The medical societies also favor a state system that mediates disputes between insurance carriers and physicians. Currently, the state requires physicians and insurance companies go through Maximus, which is the third-party dispute resolution contractor used by the state. Cobbe said since it is not mandatory for either party to go through that process, the vast majority of the time insurance carriers have opted not to participate.
"We think we need to come up with a better regulatory scheme to hold insurance carriers accountable," Cobbe said.
Another consideration is surgery center legislation. What surgeons would like to see is that the length of stay in the surgery center be 23 hours from the start of the procedure. Current Florida law says that the patient has to be discharged by midnight.
"Most states in the country allow 23 hours from the start of the procedure," Cobbe said. "Florida is somewhat handcuffed in our ability to use surgery centers because you've got to discharge the patient by midnight. We think that arbitrary midnight deadline is something that jeopardizes quality of care, and potentially increases cost if the patient has no other option but to then get admitted at midnight."
Workers comp is another issue under consideration. Cobbe said the workers comp system is full of delays and is often not meeting it core objective of returning an injured worker back to work as soon as possible. He said currently business owners have no idea what quality of care they are purchasing through workers comp.
"We think it would be a good idea just to have some transparency by having the state publish a list of each carrier, and how they perform against each other on similar types of injuries," Cobbe said. "With that transparency, then those who are doing a good job obviously will shine on those reports. Those who are not doing a good job will be more incentivized to work with the treating physicians to get better results."
Physicians are encouraged to get involved with the legislative proposals.
"The state makes decisions on appropriate coverage, quality of care and access to care for patients," Cobbe said. "It's really important that physicians are involved in that process to have a positive impact on the system."
Cobbe expects this to be a year of transition because of a new governor, as well as new leadership in both the Florida House and Senate.

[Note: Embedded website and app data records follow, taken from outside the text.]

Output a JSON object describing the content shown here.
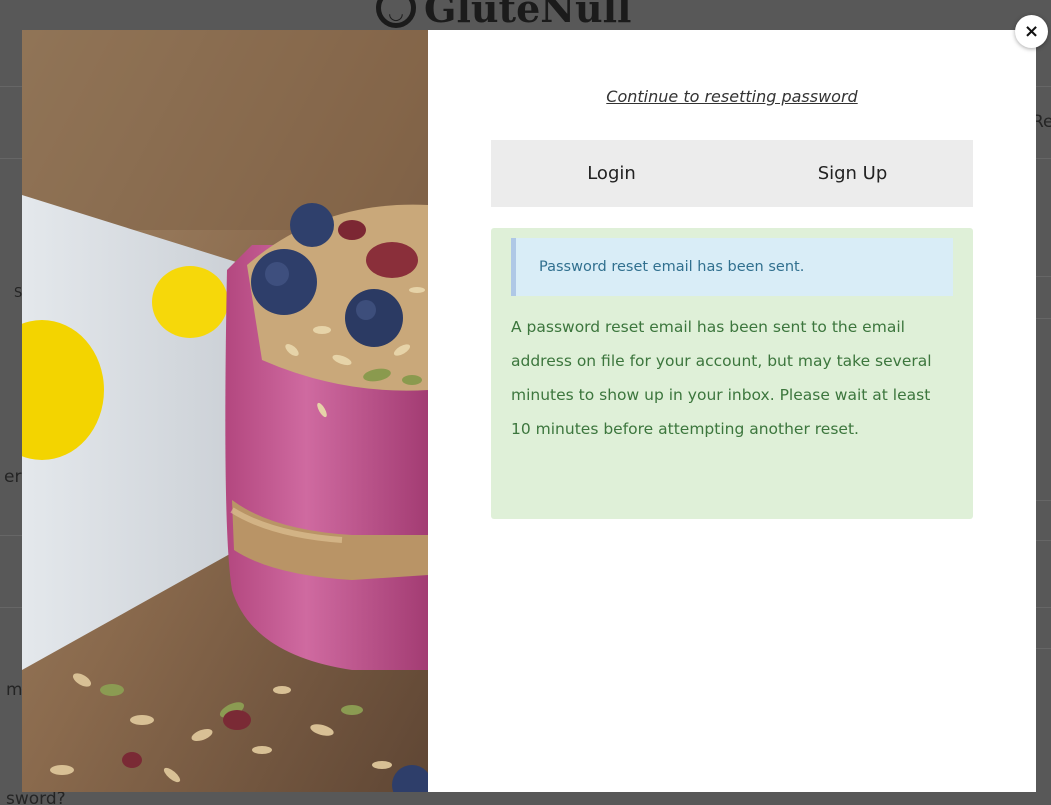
{
  "background": {
    "logo_text": "GluteNull",
    "right_fragment": "Re",
    "left_fragment_1": "S",
    "left_fragment_2": "er",
    "left_fragment_3": "m",
    "bottom_fragment": "sword?"
  },
  "modal": {
    "continue_link": "Continue to resetting password",
    "tabs": [
      {
        "label": "Login"
      },
      {
        "label": "Sign Up"
      }
    ],
    "notice": "Password reset email has been sent.",
    "message": "A password reset email has been sent to the email address on file for your account, but may take several minutes to show up in your inbox. Please wait at least 10 minutes before attempting another reset.",
    "close_label": "×"
  },
  "colors": {
    "overlay": "#585858",
    "tab_bg": "#ececec",
    "success_bg": "#dff0d8",
    "success_text": "#3c763d",
    "notice_bg": "#d9edf7",
    "notice_border": "#afc8e6",
    "notice_text": "#31708f"
  }
}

"It's a little different in the fact that everybody is still kind of feeling out the process with the new leadership," he said. "But we are already laying the groundwork for the issues that are important to us."